There are three important junctions, aka transit centres; the one closest to the CSU is called CSU transit centre, the one in the north is called as Downtown transit centre, and the other own down south is called South transit centre. Buses are numbered from 1 to 17, the route map is available at any of these transit centres, or at the apartment's front office for the benefit of new visitors. Each bus starts from their particular destination which is one of the three transit centres and always proceed in one direction in a cyclic manner.

Contrast to the keep-left rule in India, the vehicles move in the right lane of the road in the US. At any of the 3 or 4 way junction, the vehicles traveling in all direction comes to a halt even if there is no signal, and are proceeded on first come first drive basis. I call it as a gentleman agreement as the drivers agree the order unanimously without any conflict. Horn is used only when somebody is angry with your driving, which is the case when either you don't follow the lane rule, or when you don't listen to other vehicle's movement.

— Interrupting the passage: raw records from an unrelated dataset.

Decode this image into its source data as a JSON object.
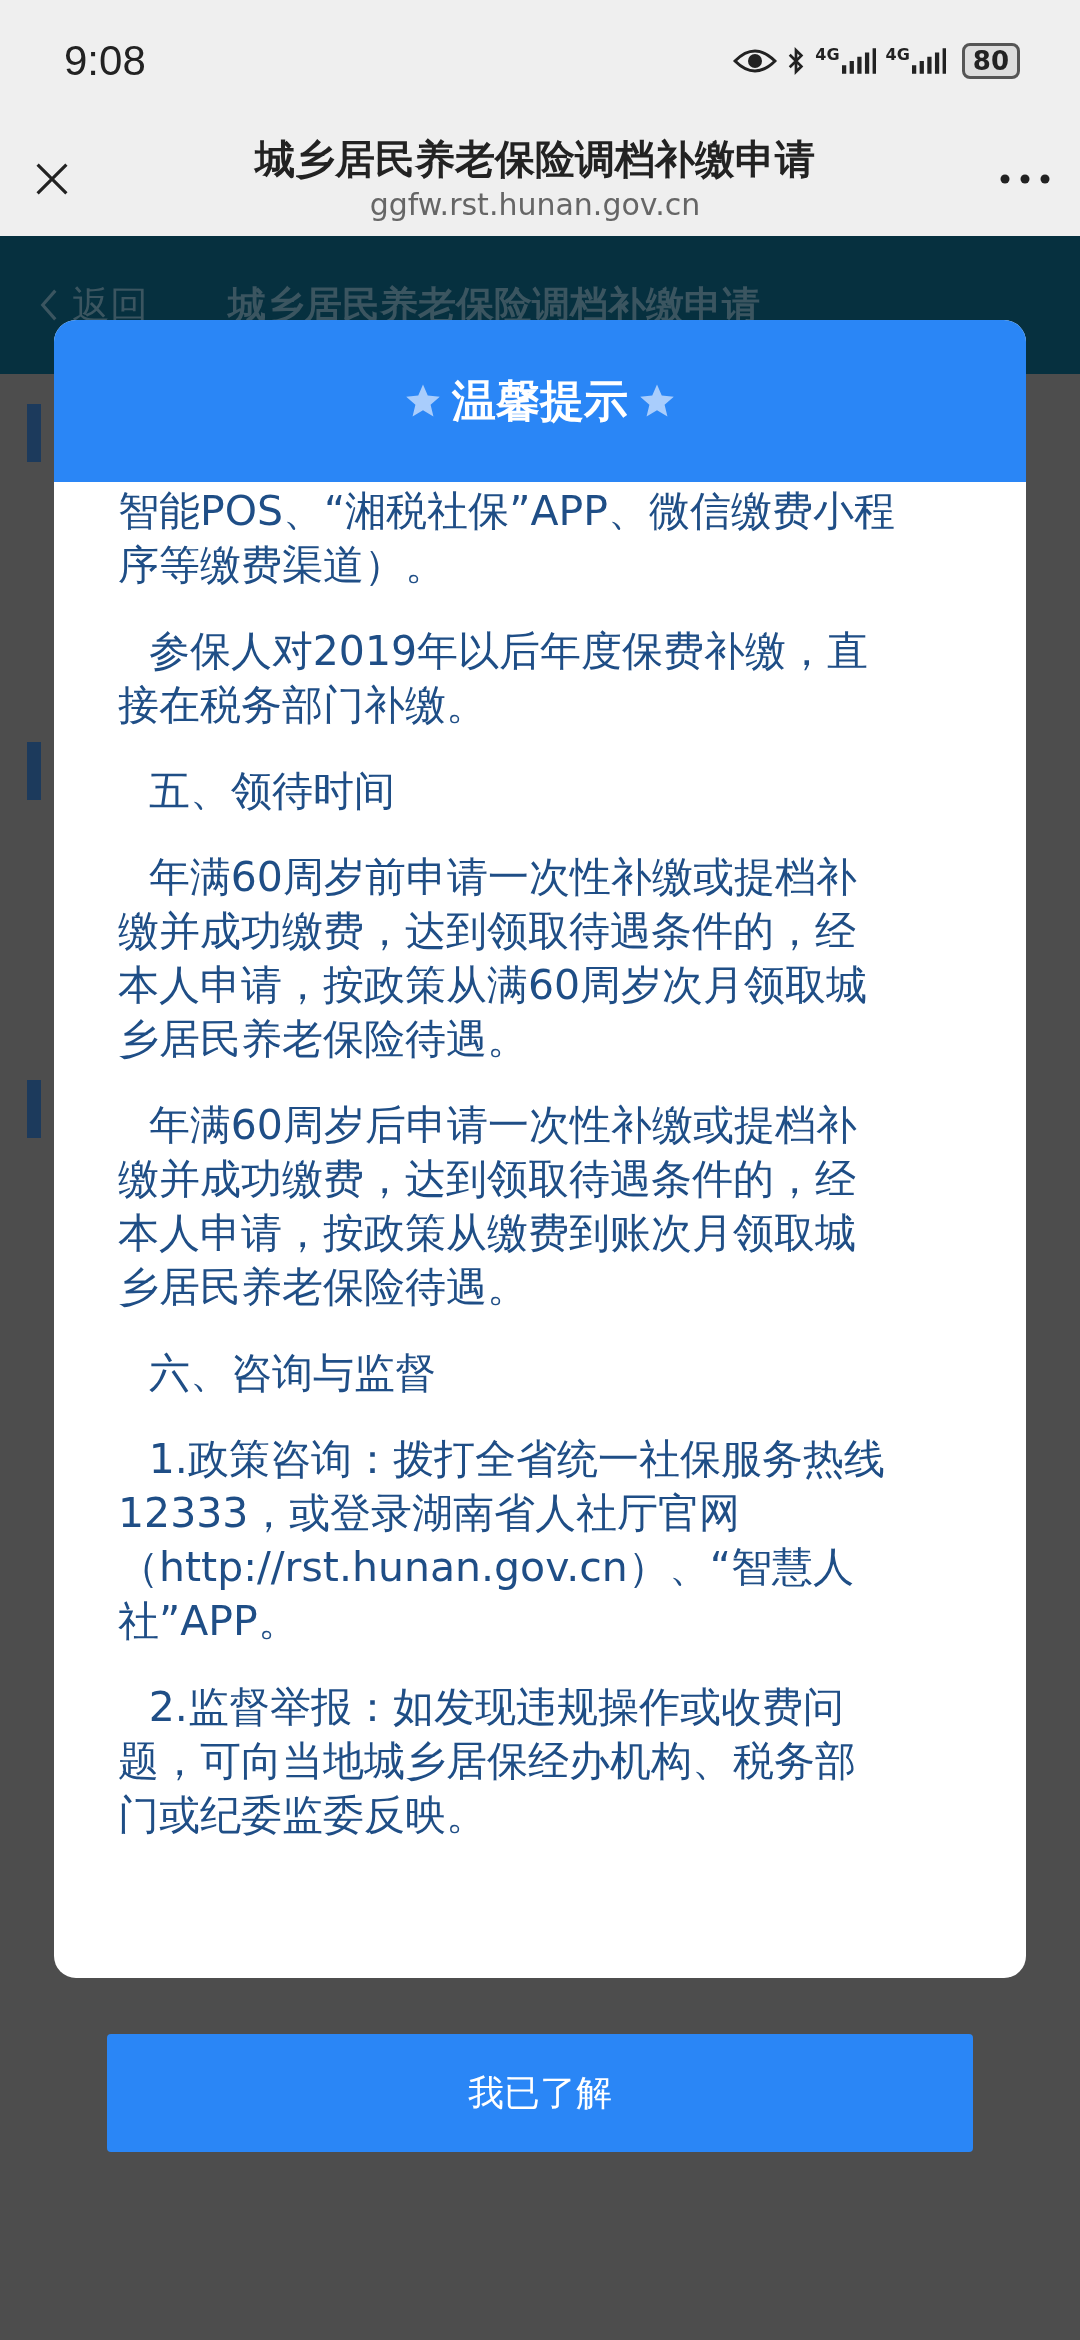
{
  "status_bar": {
    "time": "9:08",
    "networks": [
      "4G",
      "4G"
    ],
    "battery": "80"
  },
  "browser_bar": {
    "title": "城乡居民养老保险调档补缴申请",
    "url": "ggfw.rst.hunan.gov.cn"
  },
  "page_header": {
    "back": "返回",
    "title": "城乡居民养老保险调档补缴申请"
  },
  "dialog": {
    "title": "温馨提示",
    "paragraphs": [
      {
        "text": "智能POS、“湘税社保”APP、微信缴费小程序等缴费渠道）。",
        "indent": false
      },
      {
        "text": "参保人对2019年以后年度保费补缴，直接在税务部门补缴。",
        "indent": true
      },
      {
        "text": "五、领待时间",
        "indent": true
      },
      {
        "text": "年满60周岁前申请一次性补缴或提档补缴并成功缴费，达到领取待遇条件的，经本人申请，按政策从满60周岁次月领取城乡居民养老保险待遇。",
        "indent": true
      },
      {
        "text": "年满60周岁后申请一次性补缴或提档补缴并成功缴费，达到领取待遇条件的，经本人申请，按政策从缴费到账次月领取城乡居民养老保险待遇。",
        "indent": true
      },
      {
        "text": "六、咨询与监督",
        "indent": true
      },
      {
        "text": "1.政策咨询：拨打全省统一社保服务热线12333，或登录湖南省人社厅官网（http://rst.hunan.gov.cn）、“智慧人社”APP。",
        "indent": true
      },
      {
        "text": "2.监督举报：如发现违规操作或收费问题，可向当地城乡居保经办机构、税务部门或纪委监委反映。",
        "indent": true
      }
    ],
    "confirm_button": "我已了解"
  }
}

School zone and other important zones are identified and speed limits are mentioned. The lowest speed is near the school zone where the speed limit is set to 20 mph. To say that they obey those traffic rule is an understatement. Because they religiously follow it. Preference are given to pedestrians and heavy vehicles such as trucks wherever possible.

Since I don't own or use a car here for my transport, I will talk about the bus service at Fort Collins. All buses are air conditioned and has two exit doors whose functioning is controlled by the driver. The buses are equipped with video and audio recording device for the security purpose. The front half of the bus is designed to provide comfort traveling to old people and people with disability. The bus is also designed to lower itself using pneumatic control for easy boarding of these people.

Every bus has a chord passing above the shoulder level connecting from the first seat to the last which is operated by the passenger to request the driver to halt at the next bus-stop. People pull the chord, sit on their seats till the bus comes to a full halt, get down the bus and say "thanks" to the driver. Most of them are lot more friendlier and say "have a good day" in addition to saying thanks.

The bus driver waits until the lane is clear before starting from any bus-stop. Once he starts from a particular place, he doesn't have rights to stop in between to take-in or drop a passenger until he reaches the next one. In order to not to miss a stop, the driver announces the next stop over mike well ahead of it. The gentleman's agreement follows even with the co-passengers. If you are sitting in any of the front seat at the latter half of the bus, got up from your seat to get down, the co-passenger who is getting down at the same stop coming from behind will stop, allow you to move ahead and then gets down. One can see this gentleman's agreement at many places, such as from a parking lot, or while driving out from a mall or an apartment.

Its a human's nature to compare things what we have got with what we see. I personally believe that its not a good idea to compare, because the system which works at Fort Collins might not work in Chennai for various reasons.  In this  post, I have tried to avoid comparison to the possible extent by putting things only that I observe in writing.